BEGIN Record set

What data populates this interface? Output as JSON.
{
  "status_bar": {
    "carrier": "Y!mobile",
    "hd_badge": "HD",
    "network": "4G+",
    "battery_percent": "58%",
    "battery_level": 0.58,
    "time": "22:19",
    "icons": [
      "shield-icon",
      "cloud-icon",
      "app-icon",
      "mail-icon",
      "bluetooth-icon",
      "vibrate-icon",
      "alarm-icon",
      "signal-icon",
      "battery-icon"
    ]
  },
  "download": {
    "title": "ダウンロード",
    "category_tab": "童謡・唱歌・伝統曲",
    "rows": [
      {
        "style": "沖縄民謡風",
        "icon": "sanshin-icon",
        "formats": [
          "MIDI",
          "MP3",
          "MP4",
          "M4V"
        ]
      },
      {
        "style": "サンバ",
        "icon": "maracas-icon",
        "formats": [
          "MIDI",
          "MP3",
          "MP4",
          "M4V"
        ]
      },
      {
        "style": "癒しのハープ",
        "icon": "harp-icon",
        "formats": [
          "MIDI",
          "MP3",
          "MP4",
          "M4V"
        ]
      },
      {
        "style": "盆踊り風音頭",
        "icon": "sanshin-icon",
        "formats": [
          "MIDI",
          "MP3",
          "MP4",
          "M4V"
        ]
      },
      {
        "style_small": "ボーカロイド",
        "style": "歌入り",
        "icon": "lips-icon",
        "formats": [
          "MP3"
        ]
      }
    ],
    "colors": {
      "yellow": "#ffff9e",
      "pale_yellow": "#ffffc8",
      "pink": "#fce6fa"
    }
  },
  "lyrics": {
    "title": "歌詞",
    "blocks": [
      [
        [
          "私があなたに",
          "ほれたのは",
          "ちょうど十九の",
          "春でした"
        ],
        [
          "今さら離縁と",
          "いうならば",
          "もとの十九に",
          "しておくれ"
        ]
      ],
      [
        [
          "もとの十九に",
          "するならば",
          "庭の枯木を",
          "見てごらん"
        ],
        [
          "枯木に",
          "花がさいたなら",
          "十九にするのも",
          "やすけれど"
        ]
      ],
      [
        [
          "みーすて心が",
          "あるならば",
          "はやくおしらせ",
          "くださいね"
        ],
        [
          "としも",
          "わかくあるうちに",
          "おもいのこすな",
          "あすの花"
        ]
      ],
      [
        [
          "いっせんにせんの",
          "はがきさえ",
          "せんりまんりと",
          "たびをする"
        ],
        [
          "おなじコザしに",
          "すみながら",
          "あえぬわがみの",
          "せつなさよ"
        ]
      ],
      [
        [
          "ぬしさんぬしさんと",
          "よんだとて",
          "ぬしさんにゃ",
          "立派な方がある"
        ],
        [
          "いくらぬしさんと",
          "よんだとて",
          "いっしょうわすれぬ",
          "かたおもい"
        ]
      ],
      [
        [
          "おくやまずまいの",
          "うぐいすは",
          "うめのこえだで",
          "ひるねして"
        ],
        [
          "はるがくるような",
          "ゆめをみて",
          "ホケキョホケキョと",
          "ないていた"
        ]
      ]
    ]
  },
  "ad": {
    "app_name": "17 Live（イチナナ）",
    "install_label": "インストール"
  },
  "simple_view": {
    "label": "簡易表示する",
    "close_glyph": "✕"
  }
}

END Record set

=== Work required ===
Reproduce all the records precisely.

=== Exercise answer ===
What data populates this interface? Output as JSON.
{
  "status_bar": {
    "carrier": "Y!mobile",
    "hd_badge": "HD",
    "network": "4G+",
    "battery_percent": "58%",
    "battery_level": 0.58,
    "time": "22:19",
    "icons": [
      "shield-icon",
      "cloud-icon",
      "app-icon",
      "mail-icon",
      "bluetooth-icon",
      "vibrate-icon",
      "alarm-icon",
      "signal-icon",
      "battery-icon"
    ]
  },
  "download": {
    "title": "ダウンロード",
    "category_tab": "童謡・唱歌・伝統曲",
    "rows": [
      {
        "style": "沖縄民謡風",
        "icon": "sanshin-icon",
        "formats": [
          "MIDI",
          "MP3",
          "MP4",
          "M4V"
        ]
      },
      {
        "style": "サンバ",
        "icon": "maracas-icon",
        "formats": [
          "MIDI",
          "MP3",
          "MP4",
          "M4V"
        ]
      },
      {
        "style": "癒しのハープ",
        "icon": "harp-icon",
        "formats": [
          "MIDI",
          "MP3",
          "MP4",
          "M4V"
        ]
      },
      {
        "style": "盆踊り風音頭",
        "icon": "sanshin-icon",
        "formats": [
          "MIDI",
          "MP3",
          "MP4",
          "M4V"
        ]
      },
      {
        "style_small": "ボーカロイド",
        "style": "歌入り",
        "icon": "lips-icon",
        "formats": [
          "MP3"
        ]
      }
    ],
    "colors": {
      "yellow": "#ffff9e",
      "pale_yellow": "#ffffc8",
      "pink": "#fce6fa"
    }
  },
  "lyrics": {
    "title": "歌詞",
    "blocks": [
      [
        [
          "私があなたに",
          "ほれたのは",
          "ちょうど十九の",
          "春でした"
        ],
        [
          "今さら離縁と",
          "いうならば",
          "もとの十九に",
          "しておくれ"
        ]
      ],
      [
        [
          "もとの十九に",
          "するならば",
          "庭の枯木を",
          "見てごらん"
        ],
        [
          "枯木に",
          "花がさいたなら",
          "十九にするのも",
          "やすけれど"
        ]
      ],
      [
        [
          "みーすて心が",
          "あるならば",
          "はやくおしらせ",
          "くださいね"
        ],
        [
          "としも",
          "わかくあるうちに",
          "おもいのこすな",
          "あすの花"
        ]
      ],
      [
        [
          "いっせんにせんの",
          "はがきさえ",
          "せんりまんりと",
          "たびをする"
        ],
        [
          "おなじコザしに",
          "すみながら",
          "あえぬわがみの",
          "せつなさよ"
        ]
      ],
      [
        [
          "ぬしさんぬしさんと",
          "よんだとて",
          "ぬしさんにゃ",
          "立派な方がある"
        ],
        [
          "いくらぬしさんと",
          "よんだとて",
          "いっしょうわすれぬ",
          "かたおもい"
        ]
      ],
      [
        [
          "おくやまずまいの",
          "うぐいすは",
          "うめのこえだで",
          "ひるねして"
        ],
        [
          "はるがくるような",
          "ゆめをみて",
          "ホケキョホケキョと",
          "ないていた"
        ]
      ]
    ]
  },
  "ad": {
    "app_name": "17 Live（イチナナ）",
    "install_label": "インストール"
  },
  "simple_view": {
    "label": "簡易表示する",
    "close_glyph": "✕"
  }
}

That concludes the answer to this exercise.